In interaction with this point of view, I would say that Becker did not unduly idealize pre-modern societies or the people of these societies. But he did see that the problem of facing naked death anxiety was effectively ameliorated in such societies, compared to modern society, for the following
interrelated reasons:
1. In general, pre-modern societies are relatively isolated and culturally homogenous, so that their cultural transcendence systems (that is, hero systems, religious narratives and teachings, and so on) were less likely to be directly challenged–everyone a person came in contact with on a daily basis basically saw the world in the same way, and thus reinforced the plausibility of that particular worldview. In modern technological society, high speed travel, large-scale immigration, and encompassing mass media work to inform society’s members of dozens, hundreds, of competing worldviews, thus presenting a fundamental and ongoing challenge to the unquestioned veracity of any one particular version. If, as Becker thought, our sense of ourselves as worthy people, engaged in worthy endeavors of transcending importance (that is, our worldview and our place as a valued person within it) acts as a buffer against naked mortality anxiety, then certainly we could say that this functioned better in earlier societies. This is not because their worldviews were more true or more accurate, but because their communications horizons were severely limited. (What, in modern society, is sectarian self-segregation but an attempt to (re)create conditions of limited communications horizons as a reinforcement of group worldview plausibility?)

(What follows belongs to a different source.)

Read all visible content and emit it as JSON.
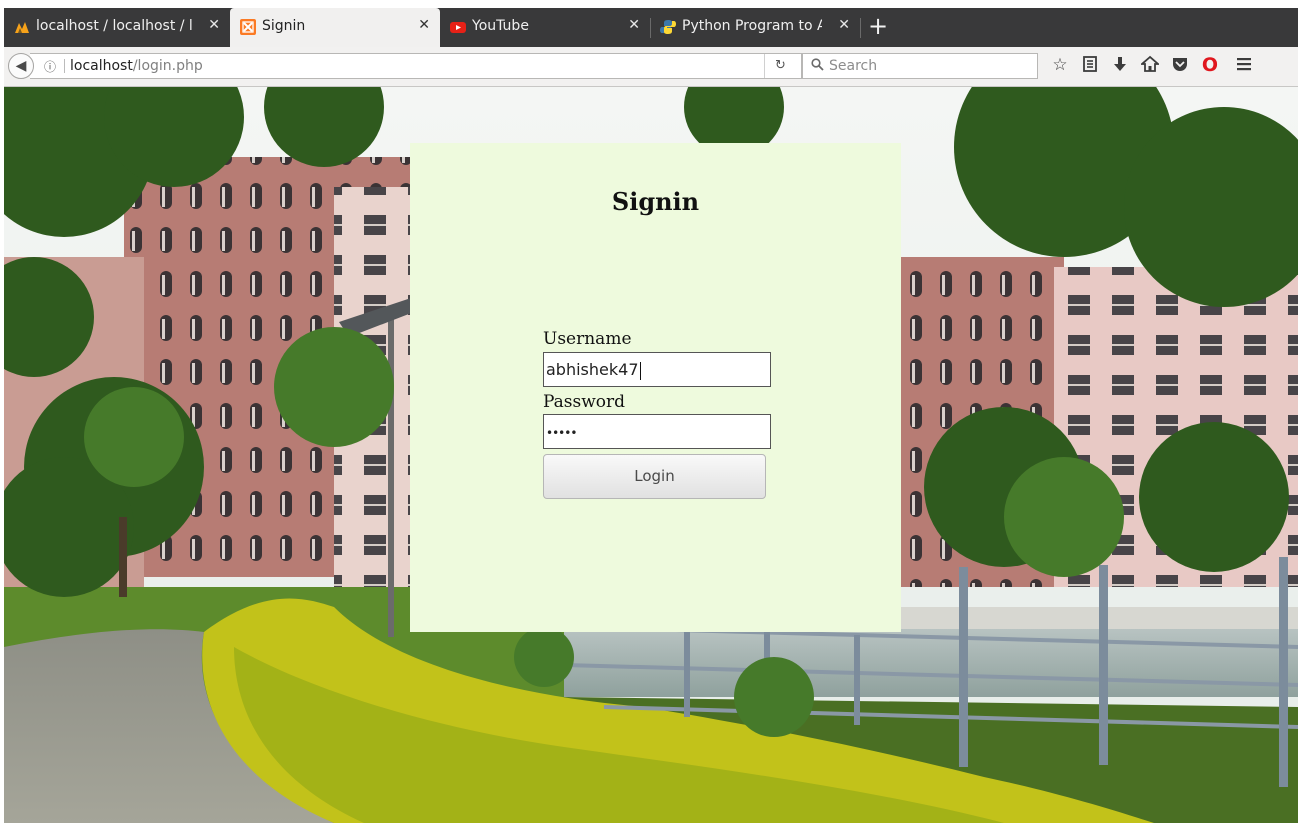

2. Pre-modern societies, based on tribe, family and tradition (esp. oral tradition) produce less highly individuated people, hence less naked death anxiety for the individual. The more one is psychologized to the “group,” the less one needs to establish transcending meaning for life all alone. The more one individuates (has a sense of himself/herself as a separate individual with very personal desires and needs) the more one “stands alone” and is thus exposed to the anxiety of failure, an only lightly disguised form of death anxiety. Therefore, more highly individuated societies do have a higher burden of death anxiety as Becker depicted it.
3. Actual death is not hidden away in pre-modern societies. Children grow up seeing people die, yet also have the direct experience that life goes on. As this is reinforced in the integration of religious narratives and rituals in everyday life (tending to ancestors, etc.) it is very natural to maintain the worldview of life continuing on in some form after death. Modern societies do keep actual death hidden and out of sight for the most part–exchanging it for the highly stylized depictions of death of the mass media. This is clearly an aspect of the manifestation of death anxiety in modern society. Up-close and personal exposure to actual death are replaced by depictions of stylized, unreal death. And unreal death easily translates as “death is unreal.”  But unconsciously the anxiety persists.

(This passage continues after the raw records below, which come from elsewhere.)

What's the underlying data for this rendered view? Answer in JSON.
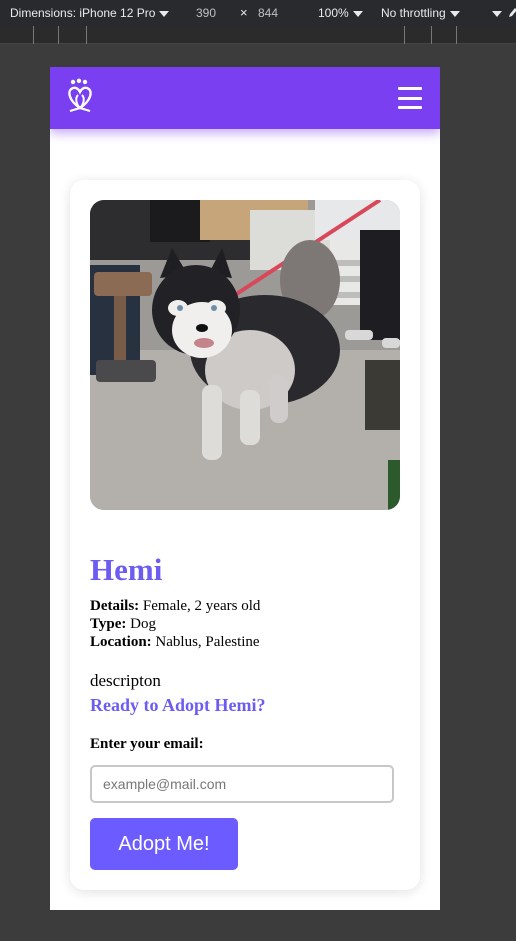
{
  "devtools": {
    "dimensions_label": "Dimensions: iPhone 12 Pro",
    "width": "390",
    "times": "×",
    "height": "844",
    "zoom": "100%",
    "throttling": "No throttling"
  },
  "navbar": {
    "logo_icon": "paw-heart-logo-icon",
    "menu_icon": "hamburger-menu-icon",
    "brand_color": "#7a3ff0"
  },
  "pet": {
    "photo_subject": "husky dog on red leash",
    "name": "Hemi",
    "details_label": "Details:",
    "details_value": " Female, 2 years old",
    "type_label": "Type:",
    "type_value": " Dog",
    "location_label": "Location:",
    "location_value": " Nablus, Palestine",
    "description": "descripton"
  },
  "adopt_form": {
    "heading": "Ready to Adopt Hemi?",
    "email_label": "Enter your email:",
    "email_placeholder": "example@mail.com",
    "email_value": "",
    "submit_label": "Adopt Me!",
    "accent_color": "#6c5cff"
  }
}
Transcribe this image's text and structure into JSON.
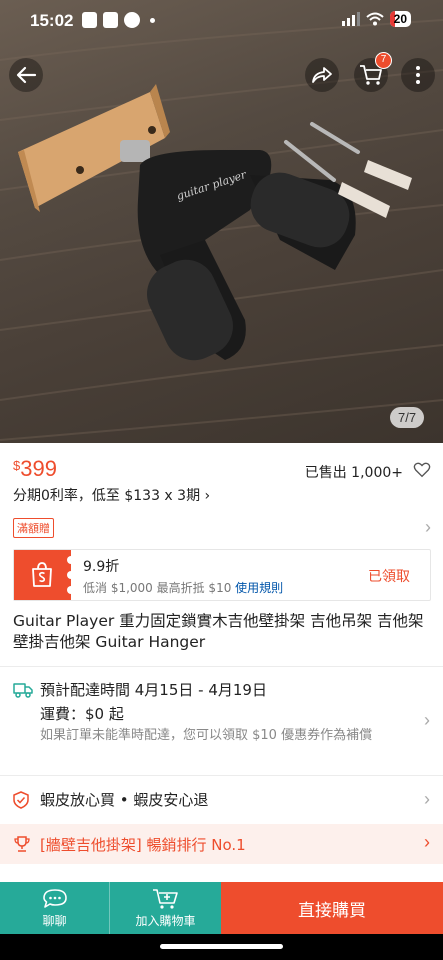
{
  "status_bar": {
    "time": "15:02",
    "battery": "20"
  },
  "gallery": {
    "counter": "7/7",
    "cart_count": "7"
  },
  "product": {
    "price_currency": "$",
    "price": "399",
    "sold": "已售出 1,000+",
    "installment": "分期0利率，低至 $133 x 3期 ›",
    "promo_tag": "滿額贈",
    "title": "Guitar Player 重力固定鎖實木吉他壁掛架 吉他吊架 吉他架 壁掛吉他架 Guitar Hanger",
    "hanger_brand_print": "guitar player"
  },
  "voucher": {
    "title": "9.9折",
    "desc_prefix": "低消 $1,000 最高折抵 $10",
    "rules_link": "使用規則",
    "claimed": "已領取"
  },
  "shipping": {
    "line1": "預計配達時間 4月15日 - 4月19日",
    "line2": "運費：$0 起",
    "note": "如果訂單未能準時配達，您可以領取 $10 優惠券作為補償"
  },
  "guarantee": {
    "text": "蝦皮放心買 • 蝦皮安心退"
  },
  "ranking": {
    "text": "[牆壁吉他掛架] 暢銷排行 No.1"
  },
  "bottom_bar": {
    "chat": "聊聊",
    "add_cart": "加入購物車",
    "buy_now": "直接購買"
  },
  "colors": {
    "accent": "#ee4d2d",
    "teal": "#26aa99"
  }
}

There is more that can be said, and I will come back to this in future blogs. For the time being, let me just conclude that this is not to say that people in pre-modern societies did not face death anxiety; only that the cultural buffers against its debilitating potential are relatively strong compared to modern societies. Modern societies can almost be described and characterized by their systematic, point-for-point undermining of the pre-modern cultural buffers against death anxiety-cultural– diversity (making particular transcendence narrative less plausible); high, even exaggerated, individuation (placing all of the burden of existence on the individual rather than the group); and increased reliance on professional expertise, which has the rather direct side effect of hiding the dying and dead away from children as they grow up (even the deaths of their pets and animals) and thus increasing its anxiety-provoking potential.

Therefore, if people in pre-modern societies experience less naked death anxiety than people of modern, technological societies, it is not because the people themselves were of a different makeup or psychology. It is because the cultural buffers of pre-modern societies work more efficiently, and pre-modern people are not subjected to the same challenges to their worldviews as are inherent to a modern cultural milieu.